This year I have been on a roll reading works by children of first generation Indian immigrants- Mindy Kaling, Jhumpa Lahiri, and Aziz Ansari. It was not intentional on my part. I like reading works of female comedians so I read Mindy Kaling then internet stalking her led me to discover that her favorite author is Jhumpa Lahiri. I then promptly devoured all of Lahiri’s books. I’ve been a fan of Aziz from his Parks and Rec days and my admiration for him amplified after watching season 2 of Master of None. Now, I am delighted to add Scaachi Koul to this growing list.
Apparently, Scaachi has already made a name for herself, long before this book was launched, as a feminist voice in Twittersphere and for her Buzzfeed Culture articles. She has expressed her views online with unapologetic honesty, wit, and humor, all without sacrificing depth. Her essays are often a roller coaster ride; I laughed and cried many times from reading the same passage.
Having zero background on Scaachi did not prevent me from being thoroughly engaged with this book from the get go. I am not Indian nor a child of immigrant parents but I found myself too absorbed in reading whenever she would write about about her parents.

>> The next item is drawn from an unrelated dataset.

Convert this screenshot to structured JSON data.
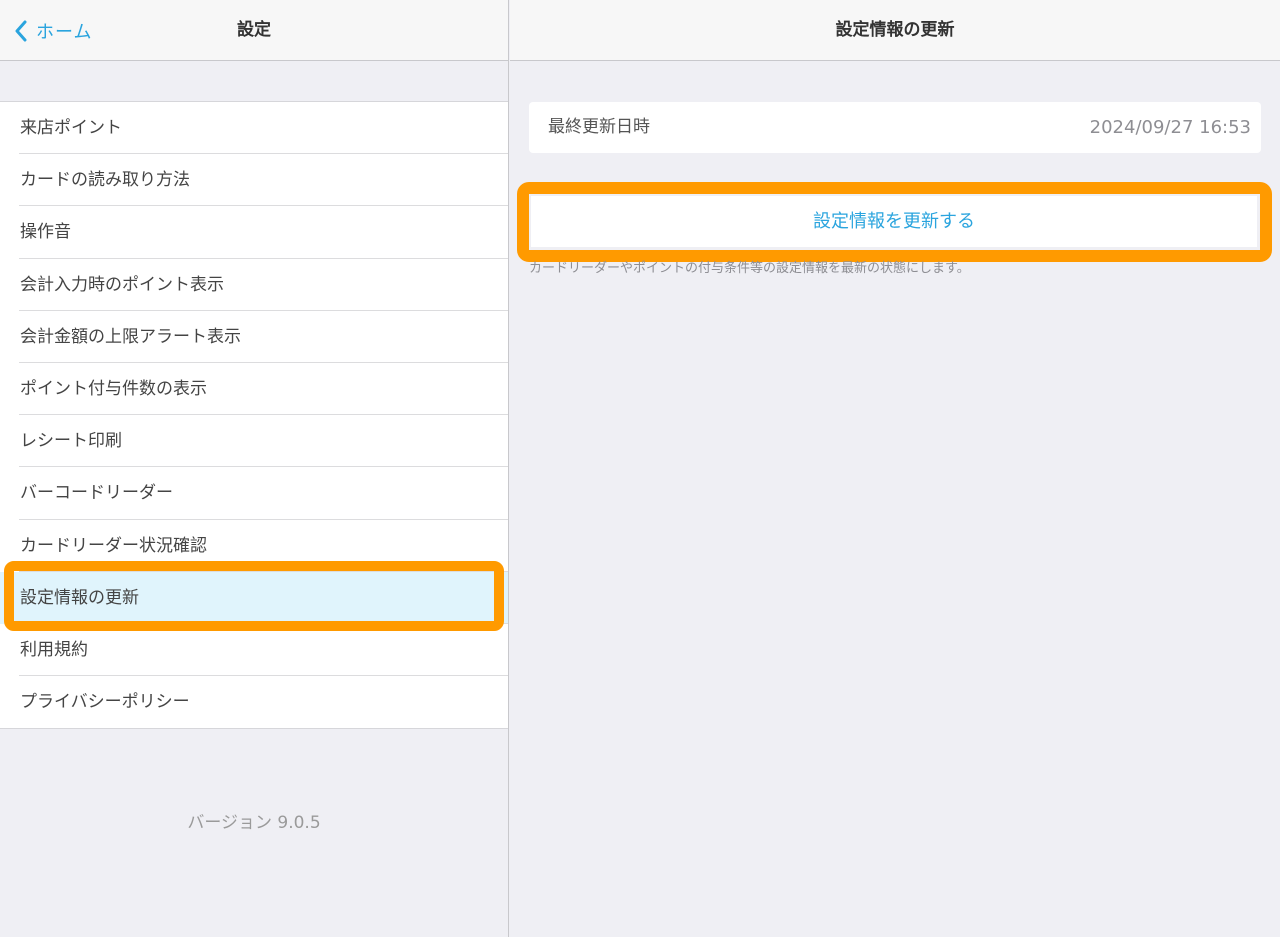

Many of her essays are think pieces on her experiences as a woman which is the basic requirement for everyday casual sexism. In Scaachi’s case, it is much worse because she is a woman of color, who voices her opinion, and is of relative fame online. She recalled her notorious Twitter meltdown, having to give up Twitter in its aftermath, and then going back shortly because of the unfairness of losing her voice. Scaachi and I are two very different women yet there is no denying that I related to her experiences on a very personal level.

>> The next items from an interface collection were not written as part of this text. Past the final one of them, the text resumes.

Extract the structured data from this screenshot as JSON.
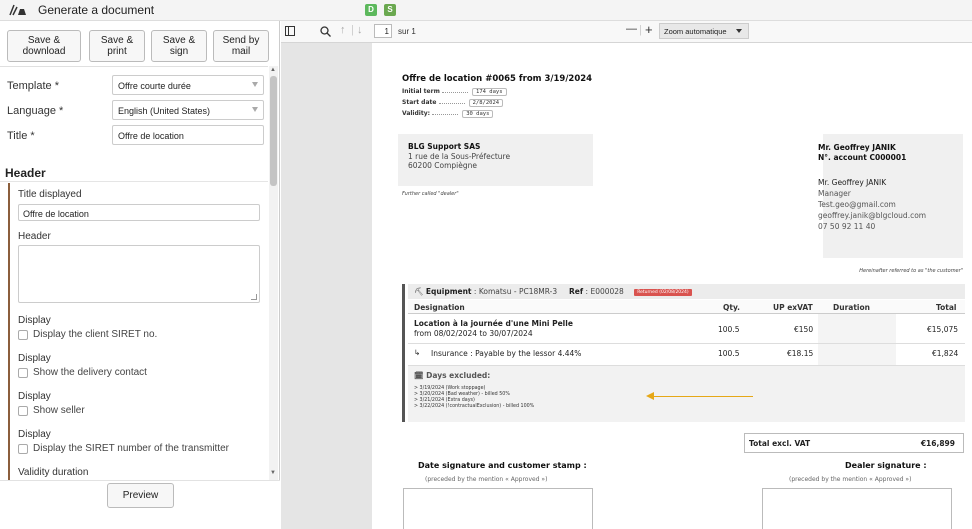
{
  "app": {
    "title": "Generate a document",
    "badges": [
      "D",
      "S"
    ],
    "colors": {
      "badge_d": "#5cb85c",
      "badge_s": "#6aa84f",
      "accent_bar": "#8b5e3c",
      "returned": "#d9534f",
      "arrow": "#e6a817"
    }
  },
  "actions": [
    {
      "line1": "Save &",
      "line2": "download"
    },
    {
      "line1": "Save &",
      "line2": "print"
    },
    {
      "line1": "Save &",
      "line2": "sign"
    },
    {
      "line1": "Send by",
      "line2": "mail"
    }
  ],
  "form": {
    "template_label": "Template *",
    "template_value": "Offre courte durée",
    "language_label": "Language *",
    "language_value": "English (United States)",
    "title_label": "Title *",
    "title_value": "Offre de location",
    "section_header": "Header",
    "title_displayed_label": "Title displayed",
    "title_displayed_value": "Offre de location",
    "header_label": "Header",
    "display_items": [
      {
        "group": "Display",
        "label": "Display the client SIRET no."
      },
      {
        "group": "Display",
        "label": "Show the delivery contact"
      },
      {
        "group": "Display",
        "label": "Show seller"
      },
      {
        "group": "Display",
        "label": "Display the SIRET number of the transmitter"
      }
    ],
    "validity_label": "Validity duration",
    "preview_label": "Preview"
  },
  "viewer": {
    "page_number": "1",
    "page_count": "sur 1",
    "zoom": "Zoom automatique",
    "zoom_minus": "—",
    "zoom_plus": "+"
  },
  "doc": {
    "title": "Offre de location #0065 from 3/19/2024",
    "meta": [
      {
        "label": "Initial term",
        "value": "174 days"
      },
      {
        "label": "Start date",
        "value": "2/8/2024"
      },
      {
        "label": "Validity:",
        "value": "30 days"
      }
    ],
    "dealer": {
      "name": "BLG Support SAS",
      "address1": "1 rue de la Sous-Préfecture",
      "address2": "60200 Compiègne",
      "further": "Further called \"dealer\""
    },
    "customer": {
      "name": "Mr. Geoffrey JANIK",
      "account": "N°. account C000001",
      "contact": "Mr. Geoffrey JANIK",
      "role": "Manager",
      "email1": "Test.geo@gmail.com",
      "email2": "geoffrey.janik@blgcloud.com",
      "phone": "07 50 92 11 40",
      "hereinafter": "Hereinafter referred to as \"the customer\""
    },
    "equipment": {
      "label": "Equipment",
      "value": "Komatsu - PC18MR-3",
      "ref_label": "Ref",
      "ref_value": "E000028",
      "status": "Returned (02/08/2024)"
    },
    "columns": [
      "Designation",
      "Qty.",
      "UP exVAT",
      "Duration",
      "Total"
    ],
    "rows": [
      {
        "designation": "Location à la journée d'une Mini Pelle",
        "sub": "from 08/02/2024 to 30/07/2024",
        "qty": "100.5",
        "up": "€150",
        "duration": "",
        "total": "€15,075"
      },
      {
        "designation": "Insurance : Payable by the lessor 4.44%",
        "sub": "",
        "qty": "100.5",
        "up": "€18.15",
        "duration": "",
        "total": "€1,824"
      }
    ],
    "excluded_title": "Days excluded:",
    "excluded": [
      "> 3/19/2024 (Work stoppage)",
      "> 3/20/2024 (Bad weather) - billed 50%",
      "> 3/21/2024 (Extra days)",
      "> 3/22/2024 (!contractualExclusion) - billed 100%"
    ],
    "total_label": "Total excl. VAT",
    "total_value": "€16,899",
    "sig_customer_title": "Date signature and customer stamp :",
    "sig_customer_sub": "(preceded by the mention « Approved »)",
    "sig_dealer_title": "Dealer signature :",
    "sig_dealer_sub": "(preceded by the mention « Approved »)"
  }
}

I don’t know how she organized the sequence of the essays here or if there was any semblance to order at all. In my opinion, you could read one at random until you finish all of them. Yet, the essays make up a coherent whole and the book left me wanting for more.
One Day We’ll All Be Dead and None of This Will Matter is a quick read but not an easy one (if you are a woman; shit is way too real at times). It’s very insightful. Scaachi belongs to the recent crop of female creatives who would take no crap and is not afraid of talking about crappy experiences that go hand in hand with being a female person in this world.